*** Data in this exercise ***
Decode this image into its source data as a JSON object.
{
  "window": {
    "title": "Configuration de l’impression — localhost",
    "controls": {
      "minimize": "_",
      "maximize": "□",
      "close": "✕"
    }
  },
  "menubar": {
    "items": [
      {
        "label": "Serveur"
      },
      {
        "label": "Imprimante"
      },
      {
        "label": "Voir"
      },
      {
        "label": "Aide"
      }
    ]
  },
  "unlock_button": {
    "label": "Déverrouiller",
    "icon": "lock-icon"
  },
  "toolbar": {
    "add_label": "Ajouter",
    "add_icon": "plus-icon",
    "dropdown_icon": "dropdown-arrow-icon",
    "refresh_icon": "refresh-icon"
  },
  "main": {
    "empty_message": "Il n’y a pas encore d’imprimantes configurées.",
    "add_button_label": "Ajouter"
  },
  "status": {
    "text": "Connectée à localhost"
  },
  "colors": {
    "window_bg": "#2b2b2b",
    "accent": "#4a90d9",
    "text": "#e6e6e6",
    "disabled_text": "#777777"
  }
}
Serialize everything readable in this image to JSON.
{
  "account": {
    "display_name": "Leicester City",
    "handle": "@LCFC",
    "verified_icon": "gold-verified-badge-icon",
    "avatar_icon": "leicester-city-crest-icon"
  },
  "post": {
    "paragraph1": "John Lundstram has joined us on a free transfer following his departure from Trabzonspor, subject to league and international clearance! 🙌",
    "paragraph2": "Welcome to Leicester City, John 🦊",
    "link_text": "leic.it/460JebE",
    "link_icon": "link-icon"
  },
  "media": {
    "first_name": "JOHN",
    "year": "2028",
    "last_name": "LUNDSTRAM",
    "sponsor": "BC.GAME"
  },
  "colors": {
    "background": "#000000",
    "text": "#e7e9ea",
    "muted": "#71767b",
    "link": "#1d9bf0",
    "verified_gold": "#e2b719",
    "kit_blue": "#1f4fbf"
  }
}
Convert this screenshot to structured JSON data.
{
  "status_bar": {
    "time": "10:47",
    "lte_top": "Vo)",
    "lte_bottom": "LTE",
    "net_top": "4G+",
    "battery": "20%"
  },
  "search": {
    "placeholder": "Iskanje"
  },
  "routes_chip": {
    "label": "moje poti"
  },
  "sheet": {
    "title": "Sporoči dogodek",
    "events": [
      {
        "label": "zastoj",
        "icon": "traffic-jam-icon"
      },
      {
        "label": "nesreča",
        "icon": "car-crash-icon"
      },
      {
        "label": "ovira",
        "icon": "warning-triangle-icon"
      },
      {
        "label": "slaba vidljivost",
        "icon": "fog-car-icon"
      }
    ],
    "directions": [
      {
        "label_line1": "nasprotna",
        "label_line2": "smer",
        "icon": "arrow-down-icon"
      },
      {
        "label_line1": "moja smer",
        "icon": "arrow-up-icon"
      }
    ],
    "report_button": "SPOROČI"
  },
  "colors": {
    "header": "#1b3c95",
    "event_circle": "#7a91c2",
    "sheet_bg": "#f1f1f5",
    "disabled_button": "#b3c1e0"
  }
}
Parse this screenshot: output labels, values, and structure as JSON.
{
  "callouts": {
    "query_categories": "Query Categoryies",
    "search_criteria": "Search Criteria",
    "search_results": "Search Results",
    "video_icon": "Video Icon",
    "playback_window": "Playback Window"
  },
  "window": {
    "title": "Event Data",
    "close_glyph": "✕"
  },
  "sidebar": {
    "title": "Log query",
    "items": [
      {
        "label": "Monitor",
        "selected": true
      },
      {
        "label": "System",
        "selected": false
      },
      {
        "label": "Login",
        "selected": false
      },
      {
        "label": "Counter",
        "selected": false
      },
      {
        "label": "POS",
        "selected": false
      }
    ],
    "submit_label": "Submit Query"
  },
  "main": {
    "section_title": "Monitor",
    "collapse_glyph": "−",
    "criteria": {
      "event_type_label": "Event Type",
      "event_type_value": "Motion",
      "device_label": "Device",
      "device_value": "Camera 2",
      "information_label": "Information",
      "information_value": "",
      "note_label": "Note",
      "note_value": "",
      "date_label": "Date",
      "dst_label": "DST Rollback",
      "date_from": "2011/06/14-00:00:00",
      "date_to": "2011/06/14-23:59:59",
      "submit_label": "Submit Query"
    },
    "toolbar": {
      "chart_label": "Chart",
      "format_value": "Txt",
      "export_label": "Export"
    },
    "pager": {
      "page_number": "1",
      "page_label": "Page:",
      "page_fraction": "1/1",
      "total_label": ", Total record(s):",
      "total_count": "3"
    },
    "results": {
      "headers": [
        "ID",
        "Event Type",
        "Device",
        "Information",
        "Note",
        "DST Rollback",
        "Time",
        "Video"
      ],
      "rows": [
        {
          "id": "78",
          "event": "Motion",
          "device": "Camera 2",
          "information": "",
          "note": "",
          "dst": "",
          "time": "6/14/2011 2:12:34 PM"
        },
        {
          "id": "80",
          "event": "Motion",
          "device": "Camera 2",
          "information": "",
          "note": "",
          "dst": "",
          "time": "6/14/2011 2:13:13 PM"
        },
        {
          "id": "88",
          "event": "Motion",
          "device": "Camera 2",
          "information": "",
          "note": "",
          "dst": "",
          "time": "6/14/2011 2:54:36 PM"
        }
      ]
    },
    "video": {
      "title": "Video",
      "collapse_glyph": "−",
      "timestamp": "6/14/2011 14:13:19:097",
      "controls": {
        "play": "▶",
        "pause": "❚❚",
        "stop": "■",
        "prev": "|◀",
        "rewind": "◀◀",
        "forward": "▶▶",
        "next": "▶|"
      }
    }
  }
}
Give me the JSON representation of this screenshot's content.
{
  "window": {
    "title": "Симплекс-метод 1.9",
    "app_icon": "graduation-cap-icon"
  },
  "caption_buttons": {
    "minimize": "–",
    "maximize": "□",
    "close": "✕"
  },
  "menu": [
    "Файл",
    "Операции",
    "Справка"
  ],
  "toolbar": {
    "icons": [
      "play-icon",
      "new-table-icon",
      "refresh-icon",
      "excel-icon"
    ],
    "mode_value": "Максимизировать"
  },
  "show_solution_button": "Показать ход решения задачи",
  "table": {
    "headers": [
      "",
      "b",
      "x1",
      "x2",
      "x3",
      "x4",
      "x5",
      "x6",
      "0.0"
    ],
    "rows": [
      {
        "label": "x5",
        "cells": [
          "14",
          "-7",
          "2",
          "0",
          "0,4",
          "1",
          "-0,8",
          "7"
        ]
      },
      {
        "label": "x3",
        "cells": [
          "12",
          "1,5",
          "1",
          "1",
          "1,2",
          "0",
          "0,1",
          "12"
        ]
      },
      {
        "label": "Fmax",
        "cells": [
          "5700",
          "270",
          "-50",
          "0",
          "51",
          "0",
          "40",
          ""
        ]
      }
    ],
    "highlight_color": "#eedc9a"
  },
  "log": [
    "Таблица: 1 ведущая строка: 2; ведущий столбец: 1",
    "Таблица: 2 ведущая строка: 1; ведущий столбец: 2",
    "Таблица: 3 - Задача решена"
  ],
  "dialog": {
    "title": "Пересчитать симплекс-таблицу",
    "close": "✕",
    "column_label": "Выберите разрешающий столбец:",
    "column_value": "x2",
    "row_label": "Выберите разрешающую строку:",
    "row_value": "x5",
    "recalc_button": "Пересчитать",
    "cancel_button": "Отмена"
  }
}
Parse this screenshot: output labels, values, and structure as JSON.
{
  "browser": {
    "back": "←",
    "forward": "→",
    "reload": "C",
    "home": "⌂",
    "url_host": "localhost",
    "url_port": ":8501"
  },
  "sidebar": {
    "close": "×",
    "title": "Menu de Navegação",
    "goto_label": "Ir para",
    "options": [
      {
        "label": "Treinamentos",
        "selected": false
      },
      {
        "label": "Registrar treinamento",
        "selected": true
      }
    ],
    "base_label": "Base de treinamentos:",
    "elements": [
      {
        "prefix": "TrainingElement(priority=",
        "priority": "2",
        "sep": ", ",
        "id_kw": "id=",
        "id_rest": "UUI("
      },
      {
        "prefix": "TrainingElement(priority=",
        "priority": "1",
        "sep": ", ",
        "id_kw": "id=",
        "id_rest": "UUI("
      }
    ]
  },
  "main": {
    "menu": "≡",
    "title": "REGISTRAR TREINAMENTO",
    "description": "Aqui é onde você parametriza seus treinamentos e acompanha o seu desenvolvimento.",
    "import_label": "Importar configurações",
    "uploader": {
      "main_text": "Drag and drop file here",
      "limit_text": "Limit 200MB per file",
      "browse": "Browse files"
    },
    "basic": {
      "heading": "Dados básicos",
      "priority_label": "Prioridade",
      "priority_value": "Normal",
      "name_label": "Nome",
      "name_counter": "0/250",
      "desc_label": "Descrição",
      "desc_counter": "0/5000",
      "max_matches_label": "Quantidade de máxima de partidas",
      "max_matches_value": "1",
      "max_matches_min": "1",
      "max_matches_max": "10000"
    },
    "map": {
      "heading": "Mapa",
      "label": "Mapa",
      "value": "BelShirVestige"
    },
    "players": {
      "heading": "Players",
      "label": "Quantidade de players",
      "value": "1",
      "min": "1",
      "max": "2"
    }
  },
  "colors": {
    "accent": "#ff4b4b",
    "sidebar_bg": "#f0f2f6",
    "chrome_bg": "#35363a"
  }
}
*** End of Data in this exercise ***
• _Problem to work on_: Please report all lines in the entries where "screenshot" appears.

• _Result for this exercise_:
Convert this screenshot to structured JSON data.
Parse this screenshot: output labels, values, and structure as JSON.
Give me the JSON representation of this screenshot's content.
Parse this screenshot: output labels, values, and structure as JSON.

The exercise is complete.